Wrongful Advice

The advice that you get from a financial planner is legally required to be complete, truthful, and beneficial. If you receive advice that is incorrect, or doesn’t fit within these parameters, then you are likely to have a case against your financial planner. The likelihood of such a case being possible increases if you have made financial decisions based upon this advice and if those decisions have led to a financial loss. However, you may still be able to file a case against a financial planner, even if you did not follow their advice, if you can prove that they knowingly misled you during a paid session.

Misleading Contracts

While it is up to you to read through contracts before signing them, if the information contained within them is purposefully misleading, then you may also have a case. This is particularly true if you have asked the person who is giving you financial advice to explain the contract and they have continued to mislead you. In this case, you should bring any contract that you have signed with you when talking to your attorney, basing your decision to go forward with a case or not off of the physical evidence that you have at hand.

Loss Of Assets

This is the most common reason to file a case. Many people entrust their money to companies or individuals who are in turn meant to invest it in profitable ideas. When the person does not do that, and instead loses your money, or invests it in ways that do not turn over the promised profits, you may be able to hold them accountable for those losses.

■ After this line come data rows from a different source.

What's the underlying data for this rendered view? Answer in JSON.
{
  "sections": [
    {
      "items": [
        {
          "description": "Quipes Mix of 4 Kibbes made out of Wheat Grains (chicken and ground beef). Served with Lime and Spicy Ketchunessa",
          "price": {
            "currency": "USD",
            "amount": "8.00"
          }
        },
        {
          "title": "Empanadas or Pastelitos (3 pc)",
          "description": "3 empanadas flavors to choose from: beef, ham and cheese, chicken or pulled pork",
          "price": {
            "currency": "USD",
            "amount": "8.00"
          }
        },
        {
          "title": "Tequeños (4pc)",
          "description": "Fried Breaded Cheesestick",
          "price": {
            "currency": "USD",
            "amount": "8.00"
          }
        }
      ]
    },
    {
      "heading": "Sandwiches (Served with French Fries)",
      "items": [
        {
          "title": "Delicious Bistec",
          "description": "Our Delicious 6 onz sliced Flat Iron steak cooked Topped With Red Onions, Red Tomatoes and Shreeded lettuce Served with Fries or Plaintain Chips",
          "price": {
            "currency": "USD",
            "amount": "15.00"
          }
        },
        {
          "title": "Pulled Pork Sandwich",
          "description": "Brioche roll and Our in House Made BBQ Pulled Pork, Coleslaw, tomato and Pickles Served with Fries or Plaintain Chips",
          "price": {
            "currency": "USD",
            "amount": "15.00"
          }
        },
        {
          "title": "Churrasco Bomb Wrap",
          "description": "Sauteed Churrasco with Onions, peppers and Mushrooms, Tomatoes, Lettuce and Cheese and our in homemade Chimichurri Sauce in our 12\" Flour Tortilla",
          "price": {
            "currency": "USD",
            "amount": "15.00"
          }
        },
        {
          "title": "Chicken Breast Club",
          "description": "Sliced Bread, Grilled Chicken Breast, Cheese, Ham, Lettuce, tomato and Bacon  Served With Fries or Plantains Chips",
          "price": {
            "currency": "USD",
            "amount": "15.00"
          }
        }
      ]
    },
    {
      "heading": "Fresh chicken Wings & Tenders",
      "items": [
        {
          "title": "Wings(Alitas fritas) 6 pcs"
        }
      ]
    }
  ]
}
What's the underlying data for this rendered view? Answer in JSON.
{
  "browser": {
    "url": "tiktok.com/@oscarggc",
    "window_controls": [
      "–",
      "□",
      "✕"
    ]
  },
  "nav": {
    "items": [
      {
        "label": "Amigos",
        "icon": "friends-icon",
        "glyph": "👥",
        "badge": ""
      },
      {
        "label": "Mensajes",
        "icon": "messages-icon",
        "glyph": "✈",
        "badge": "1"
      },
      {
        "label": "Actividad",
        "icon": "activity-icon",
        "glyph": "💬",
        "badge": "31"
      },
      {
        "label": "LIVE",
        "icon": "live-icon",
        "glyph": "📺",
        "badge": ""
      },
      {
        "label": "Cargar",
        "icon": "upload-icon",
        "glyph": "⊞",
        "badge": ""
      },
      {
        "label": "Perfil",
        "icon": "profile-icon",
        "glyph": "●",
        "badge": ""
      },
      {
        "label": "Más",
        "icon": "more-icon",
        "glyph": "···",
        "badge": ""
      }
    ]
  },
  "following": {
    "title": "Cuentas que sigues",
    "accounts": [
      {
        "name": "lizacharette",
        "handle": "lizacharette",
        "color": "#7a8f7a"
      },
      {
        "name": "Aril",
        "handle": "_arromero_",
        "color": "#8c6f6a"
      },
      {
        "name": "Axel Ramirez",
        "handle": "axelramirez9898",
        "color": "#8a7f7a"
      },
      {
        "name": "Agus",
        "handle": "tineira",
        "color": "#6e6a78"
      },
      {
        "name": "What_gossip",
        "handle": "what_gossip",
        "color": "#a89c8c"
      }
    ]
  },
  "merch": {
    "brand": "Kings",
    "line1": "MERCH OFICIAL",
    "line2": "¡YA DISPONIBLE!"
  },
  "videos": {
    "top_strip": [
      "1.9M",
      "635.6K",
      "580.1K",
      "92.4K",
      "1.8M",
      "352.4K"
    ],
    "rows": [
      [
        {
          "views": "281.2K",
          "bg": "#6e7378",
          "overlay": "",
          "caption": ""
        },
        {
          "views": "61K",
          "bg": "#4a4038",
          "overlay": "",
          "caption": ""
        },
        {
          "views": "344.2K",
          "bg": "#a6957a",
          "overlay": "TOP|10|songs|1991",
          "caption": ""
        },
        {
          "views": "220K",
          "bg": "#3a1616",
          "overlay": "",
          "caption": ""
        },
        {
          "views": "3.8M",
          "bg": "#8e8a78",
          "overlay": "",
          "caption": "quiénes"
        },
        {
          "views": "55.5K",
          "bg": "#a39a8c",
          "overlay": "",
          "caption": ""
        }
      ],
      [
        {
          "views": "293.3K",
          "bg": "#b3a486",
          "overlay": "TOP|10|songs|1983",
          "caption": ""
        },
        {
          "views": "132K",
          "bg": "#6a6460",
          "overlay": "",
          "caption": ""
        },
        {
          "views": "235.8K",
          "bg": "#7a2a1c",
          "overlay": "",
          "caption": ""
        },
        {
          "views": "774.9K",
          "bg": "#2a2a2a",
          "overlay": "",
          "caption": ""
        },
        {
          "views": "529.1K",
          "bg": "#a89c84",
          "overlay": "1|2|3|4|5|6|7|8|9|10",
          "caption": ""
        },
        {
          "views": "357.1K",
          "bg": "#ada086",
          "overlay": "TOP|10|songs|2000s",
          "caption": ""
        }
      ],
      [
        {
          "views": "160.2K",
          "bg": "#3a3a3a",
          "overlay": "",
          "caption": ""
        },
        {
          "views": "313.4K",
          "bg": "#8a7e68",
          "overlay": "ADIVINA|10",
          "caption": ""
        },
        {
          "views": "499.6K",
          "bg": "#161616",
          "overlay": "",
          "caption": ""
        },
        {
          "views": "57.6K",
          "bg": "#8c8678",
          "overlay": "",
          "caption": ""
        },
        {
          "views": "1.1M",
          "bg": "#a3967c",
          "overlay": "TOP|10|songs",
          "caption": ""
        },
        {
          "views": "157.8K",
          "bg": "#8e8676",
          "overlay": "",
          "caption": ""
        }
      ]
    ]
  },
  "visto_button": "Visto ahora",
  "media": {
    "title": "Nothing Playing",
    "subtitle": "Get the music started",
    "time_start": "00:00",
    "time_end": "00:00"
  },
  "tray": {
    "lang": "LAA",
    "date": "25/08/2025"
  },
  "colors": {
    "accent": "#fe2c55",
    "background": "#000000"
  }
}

This falls under financial planning negligence because you are usually instructed or suggested an investment path that you must agree to. The fact that you are not directly controlling the investments does not matter, as you still consented to their general idea under the assumption that the financial planner was doing their due diligence.

There are a number of other financial situations where you would be able to file a claim for financial negligence and that could affect your life. This could be anything from not telling you about risks to recommending products that just don’t make sense with your personal history or goals in life. If you feel that you have been a victim of financial negligence, contacting Schreuders lawyers for a free consultation may get you back on track.